After a period of control by the Tuareg, Timbuktu fell under Songhai rule in the middle of the fifteenth century. Until the Moroccan invasion at the end of the sixteenth century, this was Timbuktu's most brilliant epoch as a centre of Islamic learning, during which the city housed more than one hundred and fifty Islamic schools, accommodating students from as far away as North Africa and the Middle East. Many mosques, including the Sid Yahya Mosque and the Sankoré Mosque were built during this period. The Sankoré Mosque, whose dimensions were designed to conform to those of the Kabaa become a particularly important center for Islamic studies in Timbuktu. During this time, the qadi (judge) of Timbuktu, Al Hadj al-Aqib, also organized extensive remodelling of the Djingareyber Mosque; supporting the addition of the southern part of the present building, which is distinguished by the use of arches instead of wooden lintels for arcades between the aisles.
After the Moroccan invasion, raids by the Bambara, Peul and Tuareg tribes and drought and famine caused the decline of Timbuktu. The Tuaregs ruled the town from the eighteenth century through most of the nineteenth century, until the Tukular took over for thirty years before the arrival of French troops in 1893. With the arrival of French troops, came the construction of residential and governmental buildings in the south of the city, many of which were constructed from stone. Seen as a remote outpost of the desert by the French however, Timbuktu remained largely isolated, even after Mali's independence in 1958. In 1990 the 'Tuareg Revolt' broke out to the north. An insurrection with complex causes, the revolt brought unrest to the region for almost six years and focused attention on the problems of development in the area. On the fringes of the town, a large open space and the beginnings of a park mark the site of the 'Flame of Peace', a conciliatory memorial created in March 1996 between the conflicting parties, celebrated by the public burning of all weapons and the planting of trees.

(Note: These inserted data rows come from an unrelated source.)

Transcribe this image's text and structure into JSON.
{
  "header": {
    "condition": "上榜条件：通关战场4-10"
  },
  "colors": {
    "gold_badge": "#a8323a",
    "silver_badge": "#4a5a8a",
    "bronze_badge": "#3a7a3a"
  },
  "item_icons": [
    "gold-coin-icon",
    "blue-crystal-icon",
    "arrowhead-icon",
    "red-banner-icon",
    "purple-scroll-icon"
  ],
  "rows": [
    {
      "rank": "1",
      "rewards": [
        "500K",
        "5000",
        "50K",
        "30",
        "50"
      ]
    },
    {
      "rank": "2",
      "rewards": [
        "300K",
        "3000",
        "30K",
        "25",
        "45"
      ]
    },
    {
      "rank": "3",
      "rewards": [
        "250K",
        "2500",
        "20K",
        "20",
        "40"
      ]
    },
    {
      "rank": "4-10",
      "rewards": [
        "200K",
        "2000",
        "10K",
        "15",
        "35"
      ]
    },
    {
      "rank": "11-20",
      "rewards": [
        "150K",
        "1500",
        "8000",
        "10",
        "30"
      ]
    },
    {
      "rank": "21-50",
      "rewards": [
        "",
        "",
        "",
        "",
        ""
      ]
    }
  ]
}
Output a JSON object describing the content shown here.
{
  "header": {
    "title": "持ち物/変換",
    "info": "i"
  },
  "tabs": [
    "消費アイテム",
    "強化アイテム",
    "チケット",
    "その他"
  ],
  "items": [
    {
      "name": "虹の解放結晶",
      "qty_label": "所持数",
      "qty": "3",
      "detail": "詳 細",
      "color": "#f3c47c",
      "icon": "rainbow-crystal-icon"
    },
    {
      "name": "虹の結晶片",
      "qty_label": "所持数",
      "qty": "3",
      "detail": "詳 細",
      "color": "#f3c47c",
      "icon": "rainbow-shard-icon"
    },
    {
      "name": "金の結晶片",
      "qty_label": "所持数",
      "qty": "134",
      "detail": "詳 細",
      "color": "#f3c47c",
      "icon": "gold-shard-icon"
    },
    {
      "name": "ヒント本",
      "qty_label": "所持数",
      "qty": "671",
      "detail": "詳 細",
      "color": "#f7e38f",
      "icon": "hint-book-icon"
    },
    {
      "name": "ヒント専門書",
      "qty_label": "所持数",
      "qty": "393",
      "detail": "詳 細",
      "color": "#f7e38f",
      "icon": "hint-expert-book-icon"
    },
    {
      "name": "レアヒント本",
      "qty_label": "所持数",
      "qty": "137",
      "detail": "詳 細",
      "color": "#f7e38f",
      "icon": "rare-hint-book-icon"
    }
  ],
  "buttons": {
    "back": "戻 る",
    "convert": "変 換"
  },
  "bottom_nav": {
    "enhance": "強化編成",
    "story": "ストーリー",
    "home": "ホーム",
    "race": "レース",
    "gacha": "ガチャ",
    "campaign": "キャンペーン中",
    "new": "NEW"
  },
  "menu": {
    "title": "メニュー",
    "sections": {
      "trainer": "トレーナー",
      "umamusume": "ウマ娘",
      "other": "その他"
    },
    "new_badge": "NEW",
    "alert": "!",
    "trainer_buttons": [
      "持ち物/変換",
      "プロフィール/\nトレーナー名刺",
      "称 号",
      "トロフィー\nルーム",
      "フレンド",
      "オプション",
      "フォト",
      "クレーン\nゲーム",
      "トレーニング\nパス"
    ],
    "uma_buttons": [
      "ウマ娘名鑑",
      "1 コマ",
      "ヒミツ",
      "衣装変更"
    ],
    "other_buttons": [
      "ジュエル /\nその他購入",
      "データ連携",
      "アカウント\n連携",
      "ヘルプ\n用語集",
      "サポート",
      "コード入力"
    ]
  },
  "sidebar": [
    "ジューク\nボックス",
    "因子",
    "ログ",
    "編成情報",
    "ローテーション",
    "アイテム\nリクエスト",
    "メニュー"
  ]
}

In 1992, the old town of Timbuktu, with its mosques, scholars' and explorers' houses, university, tombs and mausoleums, was declared a World Heritage Site. The recognition of Timbuktu's importance to the cultural patrimony of Mali and the whole world has shown the town in a new light. The economy benefited from a subsequent increase in tourism until kidnappings in the region in 2008, and in the city itself in 2011. Between 2011 and 2013 government and rebel forces fought for control over the city. Several mausolea were destroyed by militants during that period. In 2013 fleeing militants set fire to the Ahmed Baba Institute of Higher Learning and Islamic Research, established in 1973. Fortunately, more than 30,000 rare manuscripts were successfully removed from the site prior to the attack.
In 2016 a member of a militant Islamist rebel group pled guilty to destroying shrines and damaging a mosque at the International Criminal Court (ICC) in the Hague. The prosecution was the first time the ICC prosecuted the destruction of cultural heritage as a war crime.
Apotsos, Michelle Moore. "Timbuktu in Terror: Architecture and Iconoclasm in Contemporary Africa." In International Journal of Islamic Architecture, Volume 6, Number 1 (pp. 97-120) , edited by Mohammad Gharipour, Bristol: Intellect, 2017.
In March 2012, the West African nation of Mali experienced a military coup that paved the way for a regional Islamic coalition known as Ansar Dine to seize control of the northern parts of the country. After imposing a highly conservative form of Islamic governance on the region, Ansar Dine went on to perpetrate numerous violent and devastating acts upon the architectural landscape in and around Timbuktu in the name of that doctrine. Yet the nature of the architectural sites selected for destruction, and the performative, almost ritualistic quality of these processes of erasure, suggest that perhaps the impetus behind Ansar Dine’s actions were less straightforward. This article explores the motivations behind Ansar Dine’s iconoclastic programme in Timbuktu through the lens of the city’s identity as both a historical intersection of global currents and a contemporary site of international heritage. Viewed through the lens of these identities, Ansar Dine’s destructive campaign extends beyond an exercise in religious orthodoxy to become a mode of self-fashioning a globally extremist identity.